This is just a Robbie Williams documentary, so anyone expecting classic cinema is frankly wasting their time here. As a documentary, it's not even that worthwhile - you don't learn much new about Robbie, and the film-makers never pry too hard into anything. (Robbie Williams, in case you've managed to sidestep all this, is a UK pop singer who graduated from sub-Backstreet Boys teen band Take That to become the most famous man in Britain). What's worthwhile about it is that Robbie - whatever you may think of his music and however much I didn't really like him beforehand - wins you over, and comes across as a likeable man. He isn't, of course, but it means you get through the film. Best thing about it is the Spinal Tap moments - when the stage show goes so awry that someone actually has to namecheck Tap, when someone runs onstage and chucks Robbie off the stage, and a classic (if probably staged) scene between Robbie and his manager regarding how high the tabel is and where the chairs should be. It's harmless and passes the time, so good for Rob. And it's nothing to do with that bloke out of Patch Adams and The Birdcage.

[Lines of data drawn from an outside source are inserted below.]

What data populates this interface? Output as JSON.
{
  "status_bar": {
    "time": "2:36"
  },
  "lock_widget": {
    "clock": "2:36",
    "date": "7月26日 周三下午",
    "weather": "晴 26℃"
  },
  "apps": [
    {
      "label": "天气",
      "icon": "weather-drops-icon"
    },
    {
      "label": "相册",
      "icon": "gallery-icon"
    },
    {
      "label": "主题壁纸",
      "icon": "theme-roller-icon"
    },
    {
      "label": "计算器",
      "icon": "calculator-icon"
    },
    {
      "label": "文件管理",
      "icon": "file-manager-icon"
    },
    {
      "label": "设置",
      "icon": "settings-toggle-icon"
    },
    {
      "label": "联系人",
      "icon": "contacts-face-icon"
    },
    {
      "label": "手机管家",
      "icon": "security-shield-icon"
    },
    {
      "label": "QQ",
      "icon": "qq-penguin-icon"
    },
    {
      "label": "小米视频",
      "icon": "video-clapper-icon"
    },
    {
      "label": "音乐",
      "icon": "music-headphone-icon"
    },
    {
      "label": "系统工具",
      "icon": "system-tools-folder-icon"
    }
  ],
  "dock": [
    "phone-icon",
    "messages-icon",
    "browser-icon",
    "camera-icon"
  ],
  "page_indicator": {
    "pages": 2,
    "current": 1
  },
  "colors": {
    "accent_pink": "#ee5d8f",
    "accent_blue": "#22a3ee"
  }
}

0 of 1 people found this review helpful.
Was this review helpful to you?
| Report this